a toe loop on and extending to one side of the forward end thereof, a rear member member including a shank, and a resilient heel clip on the rear end thereof, means for frictionally holding said shanks in a position of relative adjustment, and said Shanks being bowed with the convexity to the same side as said toe loop when the device is not in use and parallelling the inner side of the foot when in use to resiliently hold the great toe in substantially normal position. 2. A bunion splint comprising a normally straight shank, a resilient heel clip on the rear end of said shank, and a loop longitudinally slidably engaging the forward end portion of said shank whereby to embrace the great toe, said shank and clip being molded in a single piece from non-stretchable thermoplastic material, and said shank having a bunion receiving recess near the forward end thereof.

References Cited by the Examiner UNITED STATES PATENTS 643,068 2/1900 Pond 12S- 81 1,213,786 1/1917 Wilms 128-81 1,240,286 9/1917 Wood 128-81 1,665,030 4/1928 Hartwig 12S-81 2,370,892 3/1945 Trombla 128-87 2,492,312 12/1949 Muller 12S-81 2,646,794 7/1953 Baer 128--85 FOREIGN PATENTS 369,381 2/1923 Germany. 454,875 1/1928 Germany. 456,514 11/1936 Great Britain. 1,045,725 7/1953 France.

RICHARD A. GAUDET, Primary Examiner.

JORDAN FRANKLIN, Examiner.
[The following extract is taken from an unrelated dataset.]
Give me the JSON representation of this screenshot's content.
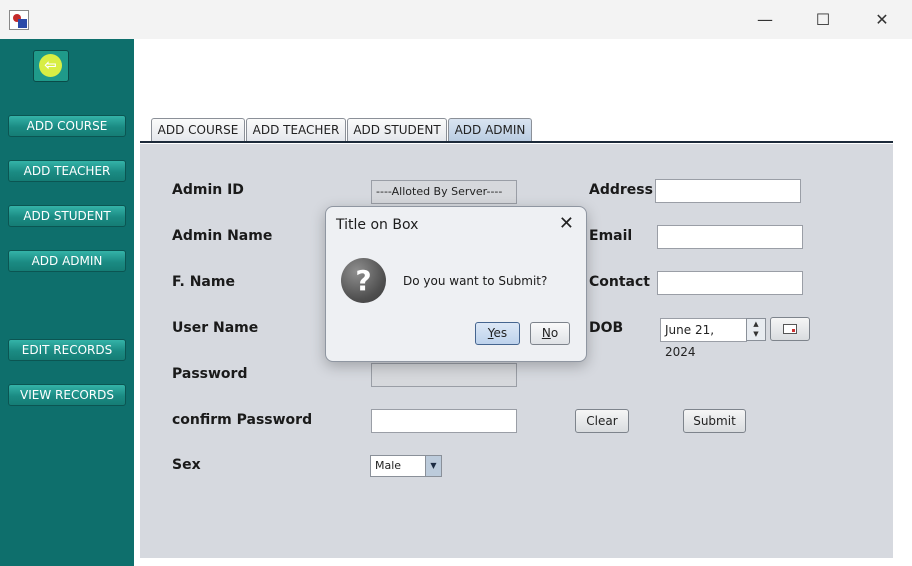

Patent Citations
Cited PatentFiling datePublication dateApplicantTitle
US643068 *Dec 12, 1899Feb 6, 1900Herbert Joseph PondOrthopædic appliance.
US1213786 *Jul 30, 1915Jan 23, 1917 Foot-treatment apparatus.
US1240286 *Dec 16, 1916Sep 18, 1917Stanley W CookOrthopedic appliance for foot treatment.
US1665030 *Dec 20, 1926Apr 3, 1928Marcell HartwigBunion corrector
US2370892 *Jun 3, 1943Mar 6, 1945Trombla Joseph ESplint
US2492312 *May 28, 1947Dec 27, 1949Jesse R HaydenToe straightening device
US2646794 *Oct 9, 1951Jul 28, 1953Baer Adrian DAdjustable surgical finger splint
DE369381C *Jul 29, 1921Feb 17, 1923Ludwig RosenlehnerVorrichtung zum Ausrichten der Grosszehe
DE454875C *Jan 18, 1928Hermann EichlerVorrichtung zum Ausrichten der Grosszehe
FR1045725A * Title not available
GB456514A * Title not available
Referenced by
Citing PatentFiling datePublication dateApplicantTitle
US4244359 *Sep 25, 1979Jan 13, 1981Alfred DieterichOrthopedic sandal
US4729369 *Jun 20, 1986Mar 8, 1988Cook Donald EToe splint and bunion correction device
US5957875 *Dec 16, 1996Sep 28, 1999Waldemar Link (Gmbh & Co.)Toe splint for an outer toe
US6629943 *Sep 10, 2002Oct 7, 2003Mitchell J. SchroderBunion correction device
US7396338 *Jul 25, 2003Jul 8, 2008Hallufix AgOrthopaedic device for correcting abnormal positions of the toes
US20120310131 *Jul 27, 2012Dec 6, 2012Uriel RosenPodiatric device
WO2011086716A1 *Jun 25, 2010Jul 21, 2011Japan Science And Technology AgencyDevice for correcting hallux valgus and method for producing device for correcting hallux valgus
Classifications
U.S. Classification602/30, D24/192
International ClassificationA61F5/01
Cooperative ClassificationA61F5/019
European ClassificationA61F5/01E